To sum up:
1. The cosmos is a gigantic flywheel making 10,000 revolutions a minute
2. Man is a sick fly taking a dizzy ride on it
3. Religion is the theory that the wheel was designed and set spinning to give him the ride
In Smart Set, December 1920, p45.
There are collections, of course, and then there are collections. Make no mistake about it, the ones described herein are nothing if not unusual. It takes a certain cast of mind, for example, to want to acquire Napoleon's or Rasputin's desiccated penis. The former, if that is what it really is, "was shown in New York in the 1920s, 'looking like a maltreated strip of buckskin shoelace or shriveled eel,' according to a contemporary account," and now is in the collection of a urologist1 whose interest presumably is entirely professional. As for the latter, "Rasputin's penis was regarded as similarly collectible, and went into an auction at Christie's in 1995. It was withdrawn, however, when investigations revealed it to be a sea cucumber."
In his June 2006 Washington Post review of "Sex collectors" by novelist Geoff Nicholson.
The reluctant obedience of distant provinces generally costs more than it is worth.
In the armed services, I believe they call it "dumb insolence" — a risky tactic. But where? Well, my friend Len assures me Google assured him that it popped up in an essay "War of the Succession in Spain" published in January 1833, that was a critique of Lord Mahon's book "History of the War of the Succession in Spain" published in 1832. Whatever!
Even the good old comma continues to evolve: it was flipped upside down and turned into the quotation mark circa 1714, and a woman I knew in college punctuated her letters to her high school friends with homemade comma-shapes made out of photographs of side-flopping male genitals that she had cut out of Playgirl.
In his essay The history of punctuation
You don't have to signal a social conscience by looking like a frump.
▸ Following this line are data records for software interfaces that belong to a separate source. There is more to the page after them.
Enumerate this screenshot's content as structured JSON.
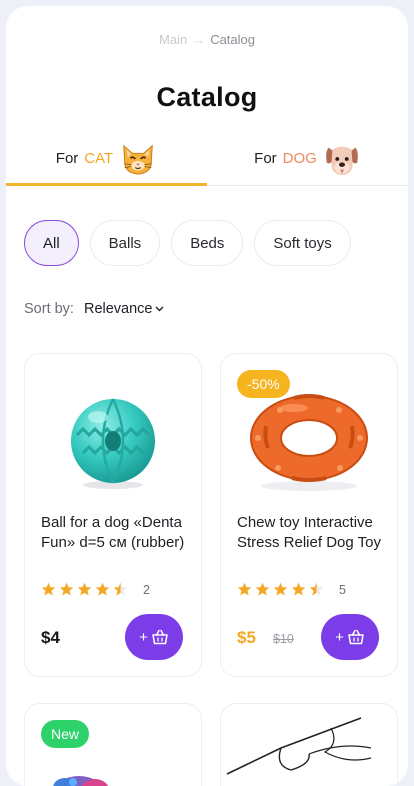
{
  "breadcrumb": {
    "home": "Main",
    "separator": "→",
    "current": "Catalog"
  },
  "title": "Catalog",
  "pet_tabs": [
    {
      "prefix": "For",
      "pet": "CAT",
      "icon": "cat-face-icon",
      "active": true
    },
    {
      "prefix": "For",
      "pet": "DOG",
      "icon": "dog-face-icon",
      "active": false
    }
  ],
  "filters": [
    "All",
    "Balls",
    "Beds",
    "Soft toys"
  ],
  "active_filter": "All",
  "sort": {
    "label": "Sort by:",
    "value": "Relevance",
    "icon": "chevron-down-icon"
  },
  "products": [
    {
      "title": "Ball for a dog «Denta Fun» d=5 см (rubber)",
      "rating": 4.5,
      "reviews": "2",
      "price": "$4",
      "old_price": "",
      "badge": "",
      "image": "turquoise-rubber-ball",
      "cart_label": "+",
      "cart_icon": "basket-icon"
    },
    {
      "title": "Chew toy Interactive Stress Relief Dog Toy",
      "rating": 4.5,
      "reviews": "5",
      "price": "$5",
      "old_price": "$10",
      "badge": "-50%",
      "image": "orange-rubber-ring",
      "cart_label": "+",
      "cart_icon": "basket-icon"
    },
    {
      "badge": "New",
      "image": "plush-toy"
    },
    {
      "badge": "",
      "image": "line-drawing-toy"
    }
  ],
  "colors": {
    "accent_purple": "#7c3ce8",
    "tab_underline": "#f3b32b",
    "sale_badge": "#f6b41f",
    "new_badge": "#2ed26b",
    "sale_price": "#f5a623",
    "star": "#f5a623"
  }
}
Lace knickers won't hasten the holocaust, you can ban the bomb in a feather boa just as well as without, and a mild interest in the length of hemlines doesn't necessarily disqualify you from reading Das Kapital and agreeing with every word.
My friend Lesley was sure I'd enjoy this one. She's right.
Of all the preposterous assumptions of humanity, nothing exceeds most of the criticisms made on the habits of the poor by the well-housed, well-warmed, and well-fed.
In "Poor Man's Pudding and Rich Man's Crumbs (1854)". Didn't he write about a great white whale?!
The Vatican in a policy document tomorrow, is expected to brand test-tube babies as immoral, and to allow condoms to be used if they have a small hole.
Religious logic among the Jesuits, perhaps?
I have been assured by a very knowing American [...] that a healthy young child, well nursed, is at a year old a most delicious, nourishing and wholesome food ...
In "A modest proposal (1729)". I expect people were Swift to criticise...
For security against robbers who snatch purses, rifle luggage and crack safes, one must fasten all property with ropes, lock it up with locks, bolt it with bolts. This (for property owners) is elementary good sense. But when a strong thief comes along he picks up the whole lot, puts it on his back, and goes his way with only one fear: That the ropes, locks and bolts may give way. Thus what the world calls good business is only a way to gather up loot, pack it, make it secure in one convenient load for more enterprising thieves.
But where? Why does one get the impression that human nature changes slowly, if at all?
Work is of two kinds: first, altering the position of matter at or near the earth's surface relatively to other such matter; second, telling other people to do so. The first kind is unpleasant and ill paid; the second is pleasant and highly paid.
Lord Russell accurately pinpoints an aspect of (most of) our daily lives on Earth.